Search the records for the word "JSON" and copy every line in which it occurs.

══ DATASET RECORDS ══

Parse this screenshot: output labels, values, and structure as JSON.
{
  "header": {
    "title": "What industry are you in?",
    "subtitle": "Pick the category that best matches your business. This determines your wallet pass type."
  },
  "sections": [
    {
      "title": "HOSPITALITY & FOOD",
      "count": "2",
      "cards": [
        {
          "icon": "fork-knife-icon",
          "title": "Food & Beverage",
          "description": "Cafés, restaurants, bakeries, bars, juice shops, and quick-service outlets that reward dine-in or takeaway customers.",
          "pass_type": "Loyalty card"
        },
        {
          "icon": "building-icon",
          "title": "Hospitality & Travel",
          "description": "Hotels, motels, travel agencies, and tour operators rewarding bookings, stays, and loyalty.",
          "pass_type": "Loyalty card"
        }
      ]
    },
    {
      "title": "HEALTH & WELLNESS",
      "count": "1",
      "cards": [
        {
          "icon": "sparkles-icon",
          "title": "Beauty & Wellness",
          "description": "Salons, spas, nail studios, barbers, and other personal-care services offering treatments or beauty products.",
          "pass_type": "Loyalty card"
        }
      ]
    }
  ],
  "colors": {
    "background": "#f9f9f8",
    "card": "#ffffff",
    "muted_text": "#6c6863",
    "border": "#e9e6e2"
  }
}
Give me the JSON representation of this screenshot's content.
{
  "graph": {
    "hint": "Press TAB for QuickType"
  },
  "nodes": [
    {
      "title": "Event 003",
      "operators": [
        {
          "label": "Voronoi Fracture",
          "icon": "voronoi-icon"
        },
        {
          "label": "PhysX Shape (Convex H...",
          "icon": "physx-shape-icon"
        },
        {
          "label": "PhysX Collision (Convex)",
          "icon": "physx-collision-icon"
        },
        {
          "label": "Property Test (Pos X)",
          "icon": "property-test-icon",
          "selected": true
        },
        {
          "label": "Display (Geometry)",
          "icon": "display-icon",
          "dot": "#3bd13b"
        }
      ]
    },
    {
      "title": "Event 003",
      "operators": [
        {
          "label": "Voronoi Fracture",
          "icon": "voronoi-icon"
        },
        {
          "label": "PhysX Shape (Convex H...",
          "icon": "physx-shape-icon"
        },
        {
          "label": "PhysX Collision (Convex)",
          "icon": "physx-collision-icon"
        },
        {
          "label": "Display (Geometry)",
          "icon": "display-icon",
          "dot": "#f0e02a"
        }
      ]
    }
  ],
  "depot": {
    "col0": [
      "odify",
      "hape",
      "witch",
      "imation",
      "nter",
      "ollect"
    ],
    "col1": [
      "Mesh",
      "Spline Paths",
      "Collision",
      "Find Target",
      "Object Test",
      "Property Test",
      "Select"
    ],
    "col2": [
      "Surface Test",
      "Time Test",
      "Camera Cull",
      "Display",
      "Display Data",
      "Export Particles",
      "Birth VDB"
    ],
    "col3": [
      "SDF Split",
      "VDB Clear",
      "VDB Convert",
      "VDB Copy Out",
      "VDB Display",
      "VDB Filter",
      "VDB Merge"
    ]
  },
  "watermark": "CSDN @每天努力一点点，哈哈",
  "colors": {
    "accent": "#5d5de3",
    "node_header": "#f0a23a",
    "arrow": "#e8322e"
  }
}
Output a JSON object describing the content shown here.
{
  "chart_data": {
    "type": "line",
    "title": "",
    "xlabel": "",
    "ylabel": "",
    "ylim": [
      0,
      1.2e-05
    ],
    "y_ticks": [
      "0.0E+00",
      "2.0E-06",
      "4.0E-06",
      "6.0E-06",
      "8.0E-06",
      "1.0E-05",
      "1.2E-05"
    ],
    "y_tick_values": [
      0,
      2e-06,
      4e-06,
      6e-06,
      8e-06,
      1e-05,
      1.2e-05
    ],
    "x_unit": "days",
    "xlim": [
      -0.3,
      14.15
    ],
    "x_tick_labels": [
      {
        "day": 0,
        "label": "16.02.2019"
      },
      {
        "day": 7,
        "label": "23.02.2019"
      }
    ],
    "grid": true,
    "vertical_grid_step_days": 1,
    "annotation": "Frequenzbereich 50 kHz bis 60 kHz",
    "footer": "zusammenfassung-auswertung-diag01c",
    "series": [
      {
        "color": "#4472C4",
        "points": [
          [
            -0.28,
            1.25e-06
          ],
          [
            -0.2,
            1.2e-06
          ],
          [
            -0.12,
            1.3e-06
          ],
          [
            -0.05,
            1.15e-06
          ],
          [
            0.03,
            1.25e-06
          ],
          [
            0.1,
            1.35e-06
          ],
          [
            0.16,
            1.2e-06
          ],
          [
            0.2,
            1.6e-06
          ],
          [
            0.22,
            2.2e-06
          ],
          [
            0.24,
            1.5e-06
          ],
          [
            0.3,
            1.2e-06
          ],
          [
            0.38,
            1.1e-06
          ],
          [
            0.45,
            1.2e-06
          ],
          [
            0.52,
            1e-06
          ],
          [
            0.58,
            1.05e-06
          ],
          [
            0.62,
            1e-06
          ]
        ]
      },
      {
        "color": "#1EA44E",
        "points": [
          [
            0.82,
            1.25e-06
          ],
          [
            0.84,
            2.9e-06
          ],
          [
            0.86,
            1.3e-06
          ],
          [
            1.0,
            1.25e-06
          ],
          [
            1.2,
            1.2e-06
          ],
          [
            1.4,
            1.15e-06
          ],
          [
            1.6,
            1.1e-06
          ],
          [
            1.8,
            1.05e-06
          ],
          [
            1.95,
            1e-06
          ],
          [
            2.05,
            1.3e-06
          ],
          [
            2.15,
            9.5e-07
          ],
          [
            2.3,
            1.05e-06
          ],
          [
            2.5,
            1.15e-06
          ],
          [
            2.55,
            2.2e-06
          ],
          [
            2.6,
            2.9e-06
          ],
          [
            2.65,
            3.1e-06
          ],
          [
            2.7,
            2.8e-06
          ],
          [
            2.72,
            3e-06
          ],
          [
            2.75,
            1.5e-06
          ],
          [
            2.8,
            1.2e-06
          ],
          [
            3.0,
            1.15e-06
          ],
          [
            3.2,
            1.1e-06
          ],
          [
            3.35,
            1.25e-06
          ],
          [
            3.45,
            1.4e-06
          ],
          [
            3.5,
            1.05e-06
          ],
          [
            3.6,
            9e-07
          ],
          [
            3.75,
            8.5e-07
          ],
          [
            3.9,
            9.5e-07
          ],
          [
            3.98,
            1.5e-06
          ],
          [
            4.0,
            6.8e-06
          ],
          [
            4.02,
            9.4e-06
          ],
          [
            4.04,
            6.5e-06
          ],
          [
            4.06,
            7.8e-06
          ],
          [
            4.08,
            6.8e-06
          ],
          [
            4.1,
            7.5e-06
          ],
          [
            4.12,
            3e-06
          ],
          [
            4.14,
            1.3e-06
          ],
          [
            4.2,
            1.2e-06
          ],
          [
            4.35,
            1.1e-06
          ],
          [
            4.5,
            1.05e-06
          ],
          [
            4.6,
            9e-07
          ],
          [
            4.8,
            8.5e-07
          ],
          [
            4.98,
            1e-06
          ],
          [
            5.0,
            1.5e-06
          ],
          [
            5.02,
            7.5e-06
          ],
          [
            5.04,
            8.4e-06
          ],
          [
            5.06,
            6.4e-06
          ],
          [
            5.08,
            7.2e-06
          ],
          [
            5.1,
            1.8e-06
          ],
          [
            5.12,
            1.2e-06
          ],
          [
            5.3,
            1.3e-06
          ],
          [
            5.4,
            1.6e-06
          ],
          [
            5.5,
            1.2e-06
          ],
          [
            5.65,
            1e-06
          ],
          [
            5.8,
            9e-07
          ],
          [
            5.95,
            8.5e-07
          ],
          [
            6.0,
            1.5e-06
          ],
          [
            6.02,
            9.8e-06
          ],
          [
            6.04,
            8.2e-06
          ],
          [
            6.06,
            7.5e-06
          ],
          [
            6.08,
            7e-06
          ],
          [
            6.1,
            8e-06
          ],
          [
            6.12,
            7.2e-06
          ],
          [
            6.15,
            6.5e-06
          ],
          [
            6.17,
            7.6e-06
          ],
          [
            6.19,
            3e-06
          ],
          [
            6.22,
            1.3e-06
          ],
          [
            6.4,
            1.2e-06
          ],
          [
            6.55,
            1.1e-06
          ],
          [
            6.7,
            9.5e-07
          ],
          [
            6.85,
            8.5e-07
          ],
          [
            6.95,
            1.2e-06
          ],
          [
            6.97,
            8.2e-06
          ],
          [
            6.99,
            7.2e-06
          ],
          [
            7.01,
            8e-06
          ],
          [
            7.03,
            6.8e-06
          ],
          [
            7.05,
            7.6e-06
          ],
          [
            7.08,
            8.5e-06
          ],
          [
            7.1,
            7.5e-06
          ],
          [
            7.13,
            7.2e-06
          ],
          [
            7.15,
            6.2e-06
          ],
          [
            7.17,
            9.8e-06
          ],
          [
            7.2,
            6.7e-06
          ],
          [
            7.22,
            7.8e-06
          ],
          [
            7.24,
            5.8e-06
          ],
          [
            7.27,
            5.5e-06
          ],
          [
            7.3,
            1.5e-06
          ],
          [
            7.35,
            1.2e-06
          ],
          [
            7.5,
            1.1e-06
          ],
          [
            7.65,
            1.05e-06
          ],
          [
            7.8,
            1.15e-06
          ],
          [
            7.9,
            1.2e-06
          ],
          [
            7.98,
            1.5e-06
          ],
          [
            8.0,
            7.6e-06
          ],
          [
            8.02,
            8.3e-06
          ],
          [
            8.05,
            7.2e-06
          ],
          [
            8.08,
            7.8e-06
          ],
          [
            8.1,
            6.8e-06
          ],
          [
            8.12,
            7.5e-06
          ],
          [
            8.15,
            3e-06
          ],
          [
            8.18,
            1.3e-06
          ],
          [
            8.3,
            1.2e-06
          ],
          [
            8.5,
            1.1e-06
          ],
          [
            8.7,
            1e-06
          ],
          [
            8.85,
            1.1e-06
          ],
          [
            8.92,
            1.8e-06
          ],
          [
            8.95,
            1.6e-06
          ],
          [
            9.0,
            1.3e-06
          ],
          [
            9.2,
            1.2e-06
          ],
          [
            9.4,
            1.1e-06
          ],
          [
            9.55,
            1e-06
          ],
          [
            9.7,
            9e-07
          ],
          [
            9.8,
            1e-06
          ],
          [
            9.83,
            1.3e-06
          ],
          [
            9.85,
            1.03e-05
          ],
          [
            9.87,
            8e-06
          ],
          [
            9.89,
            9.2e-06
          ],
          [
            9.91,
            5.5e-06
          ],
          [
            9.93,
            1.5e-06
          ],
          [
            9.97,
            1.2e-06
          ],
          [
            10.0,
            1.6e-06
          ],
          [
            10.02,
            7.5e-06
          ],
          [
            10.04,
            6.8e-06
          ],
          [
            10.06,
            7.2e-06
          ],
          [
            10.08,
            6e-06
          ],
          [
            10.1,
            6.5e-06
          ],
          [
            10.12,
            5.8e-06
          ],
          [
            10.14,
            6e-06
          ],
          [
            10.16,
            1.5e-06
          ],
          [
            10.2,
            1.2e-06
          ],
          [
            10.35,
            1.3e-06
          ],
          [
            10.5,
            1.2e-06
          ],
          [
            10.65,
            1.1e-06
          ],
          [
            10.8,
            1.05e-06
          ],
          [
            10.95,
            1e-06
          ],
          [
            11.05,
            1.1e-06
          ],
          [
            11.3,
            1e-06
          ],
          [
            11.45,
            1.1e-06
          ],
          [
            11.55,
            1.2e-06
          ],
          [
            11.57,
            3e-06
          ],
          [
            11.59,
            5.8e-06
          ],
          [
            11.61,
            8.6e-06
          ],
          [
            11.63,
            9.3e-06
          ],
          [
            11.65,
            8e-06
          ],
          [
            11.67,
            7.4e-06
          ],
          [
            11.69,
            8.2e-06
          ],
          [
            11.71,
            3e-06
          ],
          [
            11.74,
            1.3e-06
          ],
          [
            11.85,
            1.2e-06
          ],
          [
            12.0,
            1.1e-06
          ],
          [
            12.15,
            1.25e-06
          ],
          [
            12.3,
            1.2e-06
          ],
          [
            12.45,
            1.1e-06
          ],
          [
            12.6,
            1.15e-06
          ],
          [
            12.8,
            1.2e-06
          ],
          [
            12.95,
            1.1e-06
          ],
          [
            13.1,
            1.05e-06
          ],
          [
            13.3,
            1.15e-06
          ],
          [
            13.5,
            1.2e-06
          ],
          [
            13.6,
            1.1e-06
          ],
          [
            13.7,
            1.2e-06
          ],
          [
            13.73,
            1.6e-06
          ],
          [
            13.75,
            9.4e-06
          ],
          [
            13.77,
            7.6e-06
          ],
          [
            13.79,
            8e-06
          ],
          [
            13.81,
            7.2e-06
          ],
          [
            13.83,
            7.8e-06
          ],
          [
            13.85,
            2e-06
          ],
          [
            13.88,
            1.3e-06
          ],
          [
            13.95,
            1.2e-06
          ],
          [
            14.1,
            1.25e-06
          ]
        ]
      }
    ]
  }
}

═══

**EXPECTED ANSWER**
Parse this screenshot: output labels, values, and structure as JSON.
Give me the JSON representation of this screenshot's content.
Output a JSON object describing the content shown here.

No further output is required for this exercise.